A great deal of the focus of artificial intelligence (AI) is on automating tasks so a person doesn’t have to do them. At its simplest level, AI enables users to program systems to perform tasks. For example, a coffee pot can be programmed to automatically start early in the morning so coffee is ready when the alarm goes off. The AI is performing limited thinking along the lines of, “Is it 5:45a.m. yet?”
A fresh perspective could change your view of everything. IBM Watson is AI built to help us see things from all sides. By deciphering the nuance in natural language, Watson uncovers a range of perspectives to help us make more informed decisions.
Ask the security systems integrators we polled in our recent survey, and they will tell you that storage is the backbone for capturing, retaining and analyzing data.
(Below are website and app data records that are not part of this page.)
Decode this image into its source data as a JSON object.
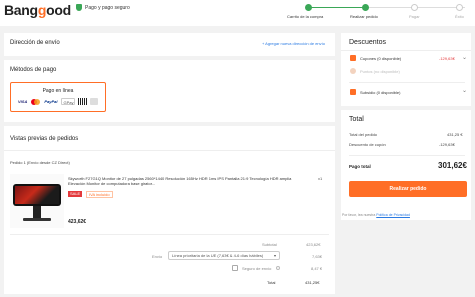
{
  "brand": {
    "logo_left": "Bang",
    "logo_o": "g",
    "logo_right": "ood",
    "secure_text": "Pago y pago seguro",
    "accent": "#ff6e26",
    "green": "#3aa757"
  },
  "steps": [
    {
      "label": "Carrito de la compra",
      "state": "done"
    },
    {
      "label": "Realizar pedido",
      "state": "done"
    },
    {
      "label": "Pagar",
      "state": "todo"
    },
    {
      "label": "Éxito",
      "state": "todo"
    }
  ],
  "address": {
    "title": "Dirección de envío",
    "add_link": "+ Agregar nueva dirección de envío"
  },
  "payment": {
    "title": "Métodos de pago",
    "option_title": "Pago en línea",
    "logos": [
      "VISA",
      "MC",
      "PayPal",
      "GPay",
      "Boleto"
    ]
  },
  "preview": {
    "title": "Vistas previas de pedidos",
    "package_label": "Pedido 1 (Envío desde CZ Direct)",
    "product": {
      "name": "Skyworth F27G1Q Monitor de 27 pulgadas 2560*1440 Resolución 165Hz HDR 1ms IPS Pantalla 21:9 Tecnología HDR amplia Elevación Monitor de computadora base girator...",
      "qty": "x1",
      "sale_tag": "SALE",
      "vat_tag": "IVA incluido",
      "price": "423,62€"
    },
    "subtotal_label": "Subtotal",
    "subtotal_value": "423,62€",
    "shipping_label": "Envío",
    "shipping_option": "Línea prioritaria de la UE (7,63€ & 4-6 días hábiles)",
    "shipping_value": "7,63€",
    "insurance_label": "Seguro de envío",
    "insurance_value": "8,47 €",
    "total_label": "Total",
    "total_value": "431,25€"
  },
  "discounts": {
    "title": "Descuentos",
    "coupons_label": "Cupones (0 disponible)",
    "coupons_value": "-129,63€",
    "points_label": "Puntos (no disponible)",
    "subsidy_label": "Subsidio (0 disponible)"
  },
  "totals": {
    "title": "Total",
    "order_total_label": "Total del pedido",
    "order_total_value": "431,25 €",
    "coupon_discount_label": "Descuento de cupón",
    "coupon_discount_value": "-129,63€",
    "payable_label": "Pago total",
    "payable_value": "301,62€",
    "place_order_label": "Realizar pedido",
    "policy_prefix": "Por favor, lea nuestra",
    "policy_link": "Política de Privacidad"
  }
}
More than ever, they’re relying heavily on hard disk drives (HDDs) and flash because capacity and endurance matter. The industry is moving beyond traditional security-focused surveillance and is adopting new use cases that could be referred to as smart video – cameras, storage, processing and deep learning algorithms combined to deliver solutions that make people’s experiences better.
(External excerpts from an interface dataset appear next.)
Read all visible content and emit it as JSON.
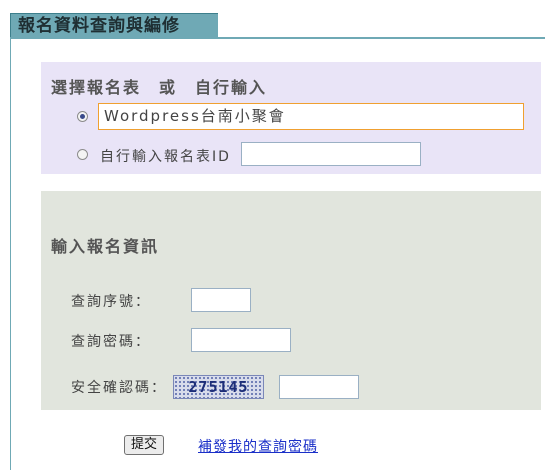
{
  "header": {
    "title": "報名資料查詢與編修"
  },
  "select_form": {
    "title": "選擇報名表　或　自行輸入",
    "selected_form": "Wordpress台南小聚會",
    "custom_label": "自行輸入報名表ID",
    "custom_value": ""
  },
  "info": {
    "title": "輸入報名資訊",
    "serial_label": "查詢序號：",
    "serial_value": "",
    "password_label": "查詢密碼：",
    "password_value": "",
    "captcha_label": "安全確認碼：",
    "captcha_text": "275145",
    "captcha_value": ""
  },
  "actions": {
    "submit_label": "提交",
    "resend_link": "補發我的查詢密碼"
  },
  "colors": {
    "tab": "#6fa9b5",
    "select_panel": "#e9e4f7",
    "info_panel": "#e1e5dd",
    "focus_border": "#f0a030",
    "link": "#1a2fc8"
  }
}
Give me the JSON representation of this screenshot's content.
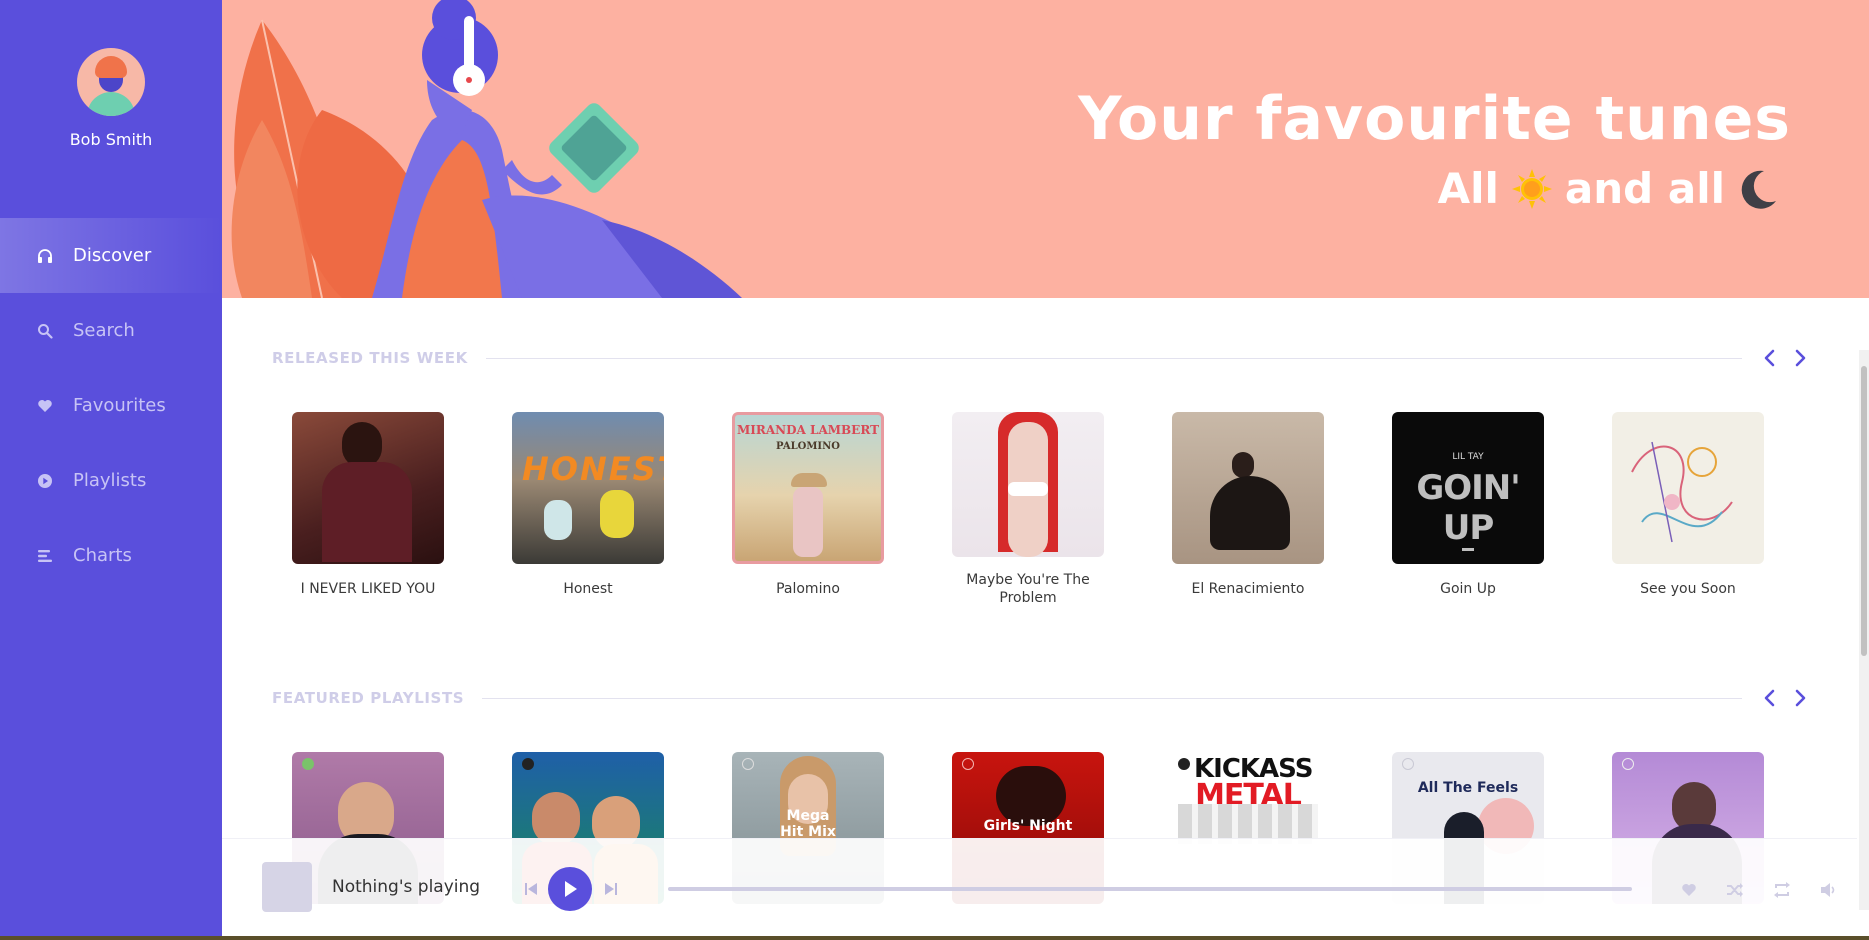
{
  "user": {
    "name": "Bob Smith"
  },
  "nav": {
    "items": [
      {
        "label": "Discover",
        "icon": "headphones-icon",
        "active": true
      },
      {
        "label": "Search",
        "icon": "search-icon",
        "active": false
      },
      {
        "label": "Favourites",
        "icon": "heart-icon",
        "active": false
      },
      {
        "label": "Playlists",
        "icon": "play-circle-icon",
        "active": false
      },
      {
        "label": "Charts",
        "icon": "bars-icon",
        "active": false
      }
    ]
  },
  "hero": {
    "title": "Your favourite tunes",
    "sub_part1": "All",
    "sub_part2": "and all",
    "sun": "☀",
    "moon": "☾"
  },
  "released": {
    "title": "RELEASED THIS WEEK",
    "albums": [
      {
        "title": "I NEVER LIKED YOU"
      },
      {
        "title": "Honest",
        "cover_text": "HONEST"
      },
      {
        "title": "Palomino",
        "cover_text": "MIRANDA LAMBERT",
        "cover_text2": "PALOMINO"
      },
      {
        "title": "Maybe You're The Problem"
      },
      {
        "title": "El Renacimiento"
      },
      {
        "title": "Goin Up",
        "cover_text": "LIL TAY",
        "cover_text2": "GOIN' UP"
      },
      {
        "title": "See you Soon"
      }
    ]
  },
  "featured": {
    "title": "FEATURED PLAYLISTS",
    "playlists": [
      {
        "cover_text": ""
      },
      {
        "cover_text": ""
      },
      {
        "cover_text": "Mega Hit Mix"
      },
      {
        "cover_text": "Girls' Night"
      },
      {
        "cover_text": "KICKASS",
        "cover_text2": "METAL"
      },
      {
        "cover_text": "All The Feels"
      },
      {
        "cover_text": ""
      }
    ]
  },
  "player": {
    "title": "Nothing's playing"
  },
  "colors": {
    "accent": "#5a4fdc",
    "hero": "#fdb1a1"
  }
}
Self-driving cars rely on AI to anticipate traffic patterns and safely maneuver in a complex environment. In this DRIVE Labs episode, we demonstrate how our PredictionNet deep neural network can predict future paths of other road users using live perception and map data.
AI startup Trefos is helping foresters see the wood for the trees.
Using custom lidar and camera-mounted drones, the Philadelphia-based company collects data for high-resolution, 3D forest maps. These metrics allow government agencies and the forestry industry to estimate the volume of timber and biomass in an area of forest, as well as the amount of carbon stored in the trees.